Leducq Networks meet to discuss cardiac regeneration
Foundation Leducq inspired networking
By promoting global networks of excellence and innovation, the mission of the Fondation Leducq is to engender international collaboration in cardiovascular research. In this very spirit, and complementing the traditional intra-network collaborative focus, meeting of several networks was convened to assess and to consolidate the state of knowledge in the field of cardiac regeneration.
On October 5-6, 2018, researchers–including many young investigators–from Europe and North America participating in four Fondation Leducq supported networksstudying cardiac regeneration over the last decade, met together in Cabriès in Provence (France). These networks included the program: “Programming the Failing Heart to a Regenerative State,” “Eliciting Heart Regeneration through Cardiomyocyte Division,” “Cellular and Molecular Targets to Promote Therapeutic Cardiac Regeneration,” and “Translating human pluripotent stem cells from heart disease models to cardiac repair.”* The gathering had multiple interrelated sessions covering the span from fundamental science to translational ramifications with future trends presented in the context of a social impact. Dr. David Tancredi, Executive Director Fondation Leducq, provided a global perspective.

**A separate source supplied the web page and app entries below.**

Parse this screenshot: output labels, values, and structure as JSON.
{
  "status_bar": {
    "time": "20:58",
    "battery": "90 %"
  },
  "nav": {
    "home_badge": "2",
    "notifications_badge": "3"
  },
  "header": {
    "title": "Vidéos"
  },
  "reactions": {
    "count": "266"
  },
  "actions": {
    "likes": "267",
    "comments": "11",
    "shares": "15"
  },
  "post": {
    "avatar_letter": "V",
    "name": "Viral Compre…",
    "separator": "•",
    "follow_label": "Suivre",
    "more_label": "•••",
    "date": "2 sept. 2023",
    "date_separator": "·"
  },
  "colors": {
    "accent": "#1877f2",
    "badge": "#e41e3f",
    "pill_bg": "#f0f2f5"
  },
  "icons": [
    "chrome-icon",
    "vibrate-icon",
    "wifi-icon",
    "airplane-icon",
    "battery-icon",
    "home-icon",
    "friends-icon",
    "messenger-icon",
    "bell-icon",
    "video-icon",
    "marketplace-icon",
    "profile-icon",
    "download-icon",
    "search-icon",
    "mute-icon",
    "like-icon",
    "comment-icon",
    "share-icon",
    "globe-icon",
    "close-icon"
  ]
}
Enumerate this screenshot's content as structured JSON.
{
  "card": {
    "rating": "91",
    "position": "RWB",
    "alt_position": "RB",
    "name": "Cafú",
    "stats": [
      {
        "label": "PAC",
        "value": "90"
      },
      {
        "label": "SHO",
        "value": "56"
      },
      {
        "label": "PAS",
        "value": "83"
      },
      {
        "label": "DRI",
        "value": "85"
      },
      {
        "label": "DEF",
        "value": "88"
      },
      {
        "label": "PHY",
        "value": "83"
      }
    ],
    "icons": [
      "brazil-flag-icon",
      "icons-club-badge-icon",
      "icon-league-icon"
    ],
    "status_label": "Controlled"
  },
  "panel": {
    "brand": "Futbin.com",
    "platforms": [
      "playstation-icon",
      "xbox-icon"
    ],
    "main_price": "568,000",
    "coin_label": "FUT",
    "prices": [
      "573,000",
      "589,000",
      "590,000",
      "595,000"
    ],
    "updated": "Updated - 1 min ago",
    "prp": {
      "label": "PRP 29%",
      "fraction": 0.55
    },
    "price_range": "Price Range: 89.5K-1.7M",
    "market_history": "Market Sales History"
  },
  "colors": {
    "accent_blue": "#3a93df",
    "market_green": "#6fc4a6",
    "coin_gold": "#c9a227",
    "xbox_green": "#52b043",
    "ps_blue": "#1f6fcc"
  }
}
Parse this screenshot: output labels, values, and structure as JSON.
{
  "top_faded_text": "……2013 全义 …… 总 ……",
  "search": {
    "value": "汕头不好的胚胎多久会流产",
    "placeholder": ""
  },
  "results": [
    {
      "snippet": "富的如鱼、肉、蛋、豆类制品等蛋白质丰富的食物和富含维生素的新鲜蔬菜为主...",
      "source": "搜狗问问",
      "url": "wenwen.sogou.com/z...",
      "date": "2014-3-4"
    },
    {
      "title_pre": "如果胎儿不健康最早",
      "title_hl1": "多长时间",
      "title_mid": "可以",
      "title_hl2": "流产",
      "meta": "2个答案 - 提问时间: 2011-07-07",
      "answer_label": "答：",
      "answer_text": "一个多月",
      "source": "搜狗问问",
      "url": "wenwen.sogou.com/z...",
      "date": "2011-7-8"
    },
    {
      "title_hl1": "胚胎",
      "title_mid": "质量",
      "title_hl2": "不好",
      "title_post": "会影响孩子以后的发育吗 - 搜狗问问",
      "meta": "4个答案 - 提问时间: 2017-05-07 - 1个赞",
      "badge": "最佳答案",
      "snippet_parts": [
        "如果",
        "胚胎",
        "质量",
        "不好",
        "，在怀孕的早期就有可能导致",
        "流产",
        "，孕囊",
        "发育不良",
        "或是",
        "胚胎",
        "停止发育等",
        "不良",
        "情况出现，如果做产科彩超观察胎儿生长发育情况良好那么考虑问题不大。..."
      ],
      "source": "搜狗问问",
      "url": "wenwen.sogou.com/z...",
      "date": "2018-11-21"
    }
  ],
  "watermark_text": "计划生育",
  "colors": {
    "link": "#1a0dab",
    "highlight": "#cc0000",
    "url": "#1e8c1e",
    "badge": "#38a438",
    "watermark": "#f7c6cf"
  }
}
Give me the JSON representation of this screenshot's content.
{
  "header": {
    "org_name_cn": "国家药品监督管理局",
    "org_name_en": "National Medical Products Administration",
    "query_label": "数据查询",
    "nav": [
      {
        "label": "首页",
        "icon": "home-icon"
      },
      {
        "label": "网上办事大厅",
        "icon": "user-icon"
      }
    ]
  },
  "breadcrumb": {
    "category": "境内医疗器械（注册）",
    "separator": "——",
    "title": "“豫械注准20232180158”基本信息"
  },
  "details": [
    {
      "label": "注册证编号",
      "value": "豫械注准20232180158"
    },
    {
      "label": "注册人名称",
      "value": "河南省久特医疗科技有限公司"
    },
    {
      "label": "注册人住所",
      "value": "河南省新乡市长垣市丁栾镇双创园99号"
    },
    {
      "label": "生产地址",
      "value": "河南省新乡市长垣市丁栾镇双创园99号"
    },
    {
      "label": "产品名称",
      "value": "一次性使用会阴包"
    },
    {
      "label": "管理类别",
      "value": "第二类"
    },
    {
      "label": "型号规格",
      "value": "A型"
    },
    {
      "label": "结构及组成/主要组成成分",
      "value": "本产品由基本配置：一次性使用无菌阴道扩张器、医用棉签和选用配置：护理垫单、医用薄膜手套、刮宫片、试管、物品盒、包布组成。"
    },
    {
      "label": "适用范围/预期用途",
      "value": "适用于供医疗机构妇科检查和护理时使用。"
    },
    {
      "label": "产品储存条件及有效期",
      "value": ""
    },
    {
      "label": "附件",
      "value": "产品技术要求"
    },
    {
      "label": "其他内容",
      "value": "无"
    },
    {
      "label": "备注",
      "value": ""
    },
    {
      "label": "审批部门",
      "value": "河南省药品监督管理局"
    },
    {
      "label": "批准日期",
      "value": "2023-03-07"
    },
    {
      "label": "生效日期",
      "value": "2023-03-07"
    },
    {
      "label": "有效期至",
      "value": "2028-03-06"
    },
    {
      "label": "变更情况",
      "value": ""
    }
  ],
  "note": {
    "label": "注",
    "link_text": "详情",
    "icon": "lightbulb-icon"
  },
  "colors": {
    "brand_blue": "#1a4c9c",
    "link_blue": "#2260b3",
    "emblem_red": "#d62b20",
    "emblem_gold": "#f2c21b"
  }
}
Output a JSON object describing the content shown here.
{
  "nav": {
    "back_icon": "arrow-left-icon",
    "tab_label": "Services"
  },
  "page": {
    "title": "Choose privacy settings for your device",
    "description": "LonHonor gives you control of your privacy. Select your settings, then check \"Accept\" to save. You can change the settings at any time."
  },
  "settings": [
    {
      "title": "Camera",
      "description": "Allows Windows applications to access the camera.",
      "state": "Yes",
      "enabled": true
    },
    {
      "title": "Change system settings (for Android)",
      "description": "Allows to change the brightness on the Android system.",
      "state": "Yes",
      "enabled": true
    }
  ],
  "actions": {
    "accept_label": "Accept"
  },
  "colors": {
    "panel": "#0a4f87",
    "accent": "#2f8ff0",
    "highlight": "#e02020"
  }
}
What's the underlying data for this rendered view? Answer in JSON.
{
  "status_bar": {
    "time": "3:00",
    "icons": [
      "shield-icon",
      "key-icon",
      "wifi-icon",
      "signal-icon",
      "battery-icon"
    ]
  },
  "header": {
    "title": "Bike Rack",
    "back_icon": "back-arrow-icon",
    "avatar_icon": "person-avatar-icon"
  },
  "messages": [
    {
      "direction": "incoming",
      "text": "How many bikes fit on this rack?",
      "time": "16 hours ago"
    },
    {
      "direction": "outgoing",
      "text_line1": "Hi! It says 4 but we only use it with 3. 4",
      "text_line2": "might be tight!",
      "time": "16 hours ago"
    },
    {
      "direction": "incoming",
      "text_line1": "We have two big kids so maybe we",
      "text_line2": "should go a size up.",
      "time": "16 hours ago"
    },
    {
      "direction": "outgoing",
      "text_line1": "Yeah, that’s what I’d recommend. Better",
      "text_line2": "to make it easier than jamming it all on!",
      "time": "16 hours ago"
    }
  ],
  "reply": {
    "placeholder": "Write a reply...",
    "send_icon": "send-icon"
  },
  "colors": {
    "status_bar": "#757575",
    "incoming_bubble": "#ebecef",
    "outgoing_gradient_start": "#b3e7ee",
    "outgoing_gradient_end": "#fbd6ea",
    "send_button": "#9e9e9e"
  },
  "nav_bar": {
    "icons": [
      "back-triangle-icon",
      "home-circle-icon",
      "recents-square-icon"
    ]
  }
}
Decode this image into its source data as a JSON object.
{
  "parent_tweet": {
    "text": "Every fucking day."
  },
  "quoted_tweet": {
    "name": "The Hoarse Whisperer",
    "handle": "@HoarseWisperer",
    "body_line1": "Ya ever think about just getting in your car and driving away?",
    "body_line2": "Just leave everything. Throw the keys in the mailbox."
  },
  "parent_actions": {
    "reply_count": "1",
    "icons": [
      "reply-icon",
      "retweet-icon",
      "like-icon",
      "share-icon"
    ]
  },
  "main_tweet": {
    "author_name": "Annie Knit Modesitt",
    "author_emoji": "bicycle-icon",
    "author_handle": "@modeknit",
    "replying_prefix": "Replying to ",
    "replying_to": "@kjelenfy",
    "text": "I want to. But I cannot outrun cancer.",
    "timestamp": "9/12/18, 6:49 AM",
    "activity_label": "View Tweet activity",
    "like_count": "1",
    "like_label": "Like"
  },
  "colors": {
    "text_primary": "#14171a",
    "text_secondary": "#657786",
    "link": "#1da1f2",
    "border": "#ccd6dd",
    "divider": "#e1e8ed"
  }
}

The meeting started with a session dedicated to the biology of cardiac reprograming. Although direct reprogramming of cardiac fibroblasts had emerged as an elegant means to endogenously regenerate heart muscle, this powerful approach remains challenging. Furthermore, the risk of chromosomal instability of reprogrammed progeny raises questions about the translational and ultimately clinical readiness of such a strategy. As an alternative, laboratories have increasingly focused on ways to facilitate the re-entry of cardiomyocyte into cell cycle. To this end, different strategies have been deployed. These include single cell-RNA sequencing to map genes encoding cell cycle proteins that may remain functional in a subset of cardiomyocytes, or that can be used in “gene therapy” to force cell-cycle execution. In particular, there was discussion of the use of microRNAs that leverages their pleiotropic biological impact to target genes that decrease fibroblast proliferation and/or activate fibrosis by triggering fibroblast senescence, while facilitating and/or inducing cardiomyocyte proliferation.
Cardiac cell proliferation has been a topic of controversy over the years. Indeed, the follow-up session centered on the rich literature revealing ki67+ cells or BrdU cell nuclei incorporation often observed in cardiomyocytes. Yet, no definite proof of cytokinesis has ever been provided. Significant further discussion included comparison between regeneration paradigms. Skeletal muscle versus heart muscle are tissues that may originate very early in the embryo from a common mesodermal ancestor, but display distinct aptitudes of regeneration. This offers the opportunity to recognize tissue-specific regenerative pathways. A cell therapy approach was also presented as a therapeutic option for patients affected by congenital heart disease.
The meeting concluded with a new dimension focused on the sociology of regenerative science and medicine. Led by a social scientist,¤ this session provided the opportunity to discuss the impact of society on biological science and to debate on the role of biologists in the society. Broadly, cardiac or organ regeneration are expressions that are of interest for patients, families, and society-at-large. Social justice with emphasis on access to affordable new treatments has emerged as a central question. How biologists communicate not only their data but also their way of thinking about society, and how biologist listen to the society, are becoming important issues to take into consideration
The ‘inter-networks’ meeting was intense, and provocative, with constructive debates, point-and-counterpoint, and ongoing exchanges involving enthusiastic young investigators. It was a forum for new ideas, and collaborative planning. It further underscored the need for rigorous science, independent validation, and multidisciplinary engagement to ultimately ensure the development of proven therapies for cardiovascular conditions that address the needs of patients.
Michel Pucéat,Faculté de Médecine La Timone, Marseille
André Terzic, Mayo Clinic, Rochester, Minnesota
*Participating Networks and respective Lead Coordinators:
Eliciting Heart Regeneration through Cardiomyocyte Division (2015)
Elly Tanaka and Ken Poss
Programming the Failing Heart to a Regenerative State (2014)
Mauro Giacca and Richard Lee
Cellular and Molecular Targets to Promote Therapeutic Cardiac Regeneration (2013)
David Sassoon and Toren Finkel
Translating human pluripotent stem cells from heart disease models to cardiac repair SHAPEHEART (2011)
André Terzic and Michel Pucéat